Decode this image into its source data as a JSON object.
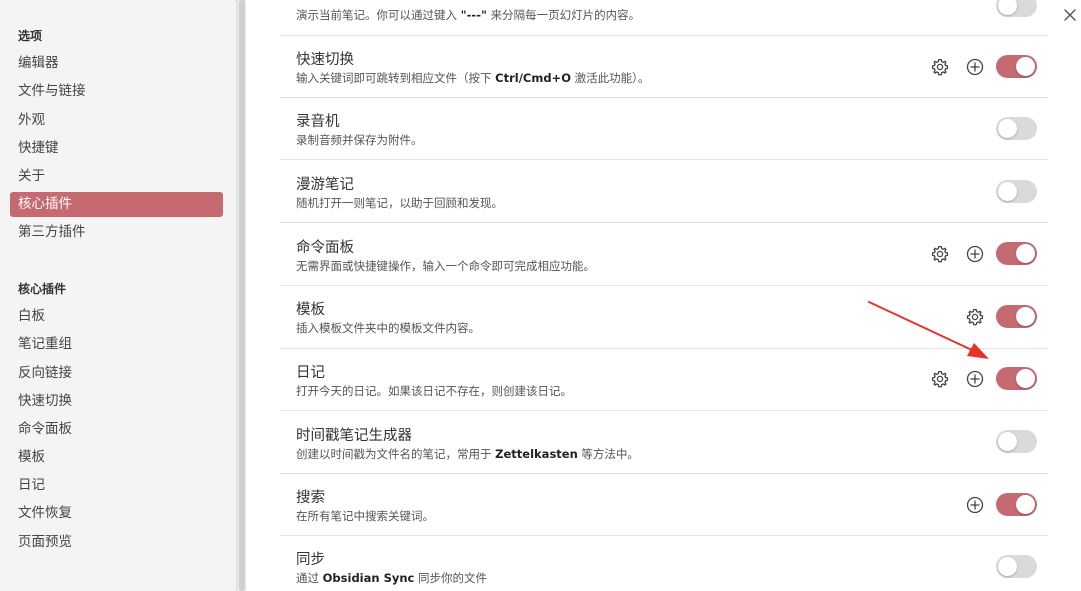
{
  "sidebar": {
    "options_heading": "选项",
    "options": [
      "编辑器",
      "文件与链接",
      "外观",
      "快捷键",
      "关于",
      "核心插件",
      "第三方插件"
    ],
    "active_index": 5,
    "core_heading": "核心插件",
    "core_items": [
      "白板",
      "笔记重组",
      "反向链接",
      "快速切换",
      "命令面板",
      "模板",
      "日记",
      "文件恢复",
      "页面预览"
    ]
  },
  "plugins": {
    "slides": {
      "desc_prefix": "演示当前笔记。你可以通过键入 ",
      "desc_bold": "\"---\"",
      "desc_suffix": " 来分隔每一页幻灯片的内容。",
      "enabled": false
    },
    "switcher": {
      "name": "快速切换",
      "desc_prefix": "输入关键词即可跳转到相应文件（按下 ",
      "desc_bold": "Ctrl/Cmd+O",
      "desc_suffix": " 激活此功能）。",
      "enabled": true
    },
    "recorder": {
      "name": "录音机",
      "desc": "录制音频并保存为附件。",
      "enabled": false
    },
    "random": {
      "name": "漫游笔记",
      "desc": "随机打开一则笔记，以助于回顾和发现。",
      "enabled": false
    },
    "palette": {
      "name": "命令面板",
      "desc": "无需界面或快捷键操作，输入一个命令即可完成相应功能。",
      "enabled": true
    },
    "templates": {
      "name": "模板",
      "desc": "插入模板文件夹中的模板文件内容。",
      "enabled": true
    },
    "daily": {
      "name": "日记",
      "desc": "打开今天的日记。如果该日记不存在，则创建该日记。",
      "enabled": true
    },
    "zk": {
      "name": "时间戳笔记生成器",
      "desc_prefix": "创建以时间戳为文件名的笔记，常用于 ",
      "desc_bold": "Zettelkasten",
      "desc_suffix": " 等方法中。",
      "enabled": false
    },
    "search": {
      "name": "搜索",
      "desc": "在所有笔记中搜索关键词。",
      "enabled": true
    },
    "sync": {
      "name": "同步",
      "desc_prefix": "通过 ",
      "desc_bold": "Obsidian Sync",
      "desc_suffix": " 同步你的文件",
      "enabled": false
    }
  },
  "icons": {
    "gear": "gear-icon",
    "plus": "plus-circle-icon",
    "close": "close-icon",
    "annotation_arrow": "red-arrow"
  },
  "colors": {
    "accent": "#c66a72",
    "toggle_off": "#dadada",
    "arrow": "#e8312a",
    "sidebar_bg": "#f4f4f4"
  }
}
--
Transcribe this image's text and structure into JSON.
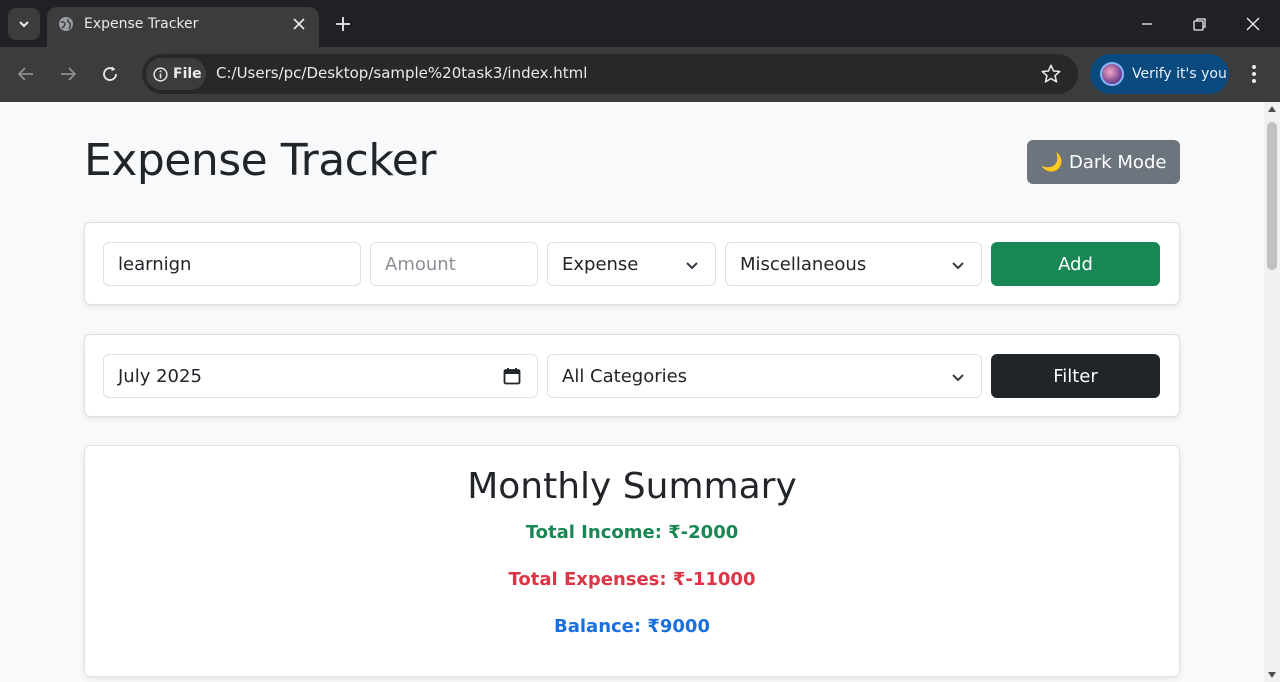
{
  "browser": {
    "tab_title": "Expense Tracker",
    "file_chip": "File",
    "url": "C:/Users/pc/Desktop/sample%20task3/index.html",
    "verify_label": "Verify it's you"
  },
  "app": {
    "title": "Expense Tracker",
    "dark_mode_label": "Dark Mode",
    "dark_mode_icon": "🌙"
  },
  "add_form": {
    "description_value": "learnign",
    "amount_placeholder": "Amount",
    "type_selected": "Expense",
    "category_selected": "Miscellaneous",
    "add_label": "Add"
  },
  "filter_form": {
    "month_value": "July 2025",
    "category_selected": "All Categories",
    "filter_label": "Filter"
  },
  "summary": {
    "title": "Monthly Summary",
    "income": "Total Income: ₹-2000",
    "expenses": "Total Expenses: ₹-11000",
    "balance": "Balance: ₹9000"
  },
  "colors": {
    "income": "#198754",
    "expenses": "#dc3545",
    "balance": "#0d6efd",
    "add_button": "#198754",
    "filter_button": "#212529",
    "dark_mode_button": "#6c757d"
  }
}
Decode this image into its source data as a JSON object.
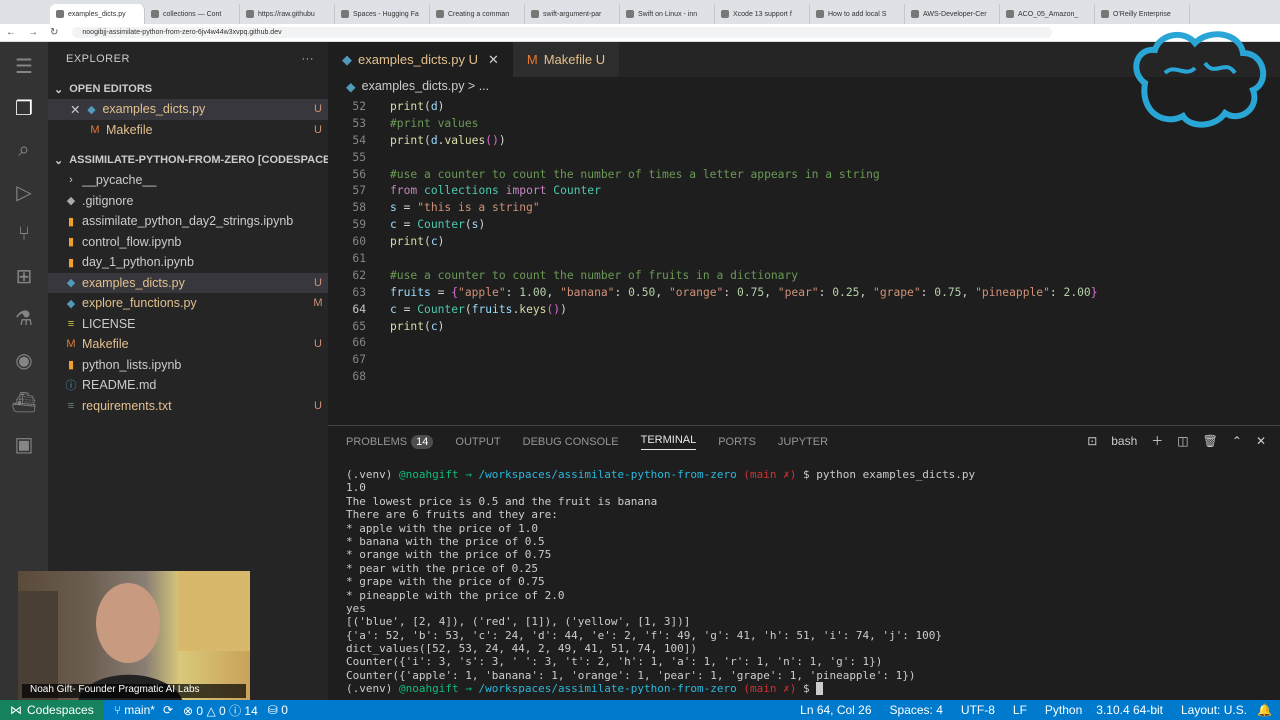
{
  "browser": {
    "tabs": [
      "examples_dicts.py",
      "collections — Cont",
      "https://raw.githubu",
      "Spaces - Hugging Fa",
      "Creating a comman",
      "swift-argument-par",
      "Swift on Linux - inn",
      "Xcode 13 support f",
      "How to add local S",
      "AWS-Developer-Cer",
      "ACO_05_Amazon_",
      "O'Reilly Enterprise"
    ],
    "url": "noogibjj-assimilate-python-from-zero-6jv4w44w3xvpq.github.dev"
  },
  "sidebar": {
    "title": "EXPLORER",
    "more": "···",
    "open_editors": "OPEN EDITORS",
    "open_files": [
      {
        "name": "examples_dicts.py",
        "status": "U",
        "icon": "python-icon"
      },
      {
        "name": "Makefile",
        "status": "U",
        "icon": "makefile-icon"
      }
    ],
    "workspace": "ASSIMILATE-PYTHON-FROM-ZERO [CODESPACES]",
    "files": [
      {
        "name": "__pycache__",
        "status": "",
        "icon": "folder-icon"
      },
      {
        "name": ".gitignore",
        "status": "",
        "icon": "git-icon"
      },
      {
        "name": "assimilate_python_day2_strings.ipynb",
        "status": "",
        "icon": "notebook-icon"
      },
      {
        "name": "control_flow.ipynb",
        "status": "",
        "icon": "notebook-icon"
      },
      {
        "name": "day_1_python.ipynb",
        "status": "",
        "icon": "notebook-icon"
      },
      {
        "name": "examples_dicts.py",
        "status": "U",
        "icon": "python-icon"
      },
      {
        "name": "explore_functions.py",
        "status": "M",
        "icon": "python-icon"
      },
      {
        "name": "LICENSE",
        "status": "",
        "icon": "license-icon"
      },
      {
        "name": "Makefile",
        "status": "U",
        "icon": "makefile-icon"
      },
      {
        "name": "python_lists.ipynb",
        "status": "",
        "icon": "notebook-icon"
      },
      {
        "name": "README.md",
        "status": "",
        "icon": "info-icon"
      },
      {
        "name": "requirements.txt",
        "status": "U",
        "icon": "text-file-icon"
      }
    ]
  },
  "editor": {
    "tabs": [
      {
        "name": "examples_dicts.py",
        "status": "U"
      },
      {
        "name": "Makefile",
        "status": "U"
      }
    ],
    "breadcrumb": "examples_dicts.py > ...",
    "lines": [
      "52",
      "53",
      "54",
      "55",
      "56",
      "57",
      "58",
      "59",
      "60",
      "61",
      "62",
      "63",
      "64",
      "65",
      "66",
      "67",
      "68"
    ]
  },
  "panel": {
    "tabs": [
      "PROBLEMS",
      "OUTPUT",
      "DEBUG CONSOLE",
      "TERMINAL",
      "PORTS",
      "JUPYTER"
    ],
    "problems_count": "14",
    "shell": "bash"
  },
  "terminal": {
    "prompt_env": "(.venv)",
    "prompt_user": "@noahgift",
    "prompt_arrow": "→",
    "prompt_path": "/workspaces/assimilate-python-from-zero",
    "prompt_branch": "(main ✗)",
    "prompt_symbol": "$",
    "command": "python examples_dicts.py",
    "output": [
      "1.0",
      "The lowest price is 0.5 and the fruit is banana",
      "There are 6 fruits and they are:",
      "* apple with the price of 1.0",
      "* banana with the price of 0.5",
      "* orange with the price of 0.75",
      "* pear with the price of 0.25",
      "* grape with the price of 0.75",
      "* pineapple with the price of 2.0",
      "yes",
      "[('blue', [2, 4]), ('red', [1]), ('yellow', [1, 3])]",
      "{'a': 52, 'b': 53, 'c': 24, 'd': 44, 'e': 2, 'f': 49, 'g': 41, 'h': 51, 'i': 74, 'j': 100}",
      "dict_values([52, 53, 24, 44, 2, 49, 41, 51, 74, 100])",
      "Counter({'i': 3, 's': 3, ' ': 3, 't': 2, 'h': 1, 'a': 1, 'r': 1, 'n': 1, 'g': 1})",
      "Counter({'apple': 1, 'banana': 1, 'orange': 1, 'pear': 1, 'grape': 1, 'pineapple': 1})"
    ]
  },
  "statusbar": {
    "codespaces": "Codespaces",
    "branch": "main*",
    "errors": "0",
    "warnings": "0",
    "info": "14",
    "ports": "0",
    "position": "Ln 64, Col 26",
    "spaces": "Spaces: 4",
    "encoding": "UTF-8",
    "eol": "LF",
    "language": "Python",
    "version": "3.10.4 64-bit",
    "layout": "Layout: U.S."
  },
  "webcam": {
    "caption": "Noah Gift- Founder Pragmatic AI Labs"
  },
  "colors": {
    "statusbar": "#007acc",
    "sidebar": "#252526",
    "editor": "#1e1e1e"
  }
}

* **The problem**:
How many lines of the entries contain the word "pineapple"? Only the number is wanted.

* **The completed task**:
2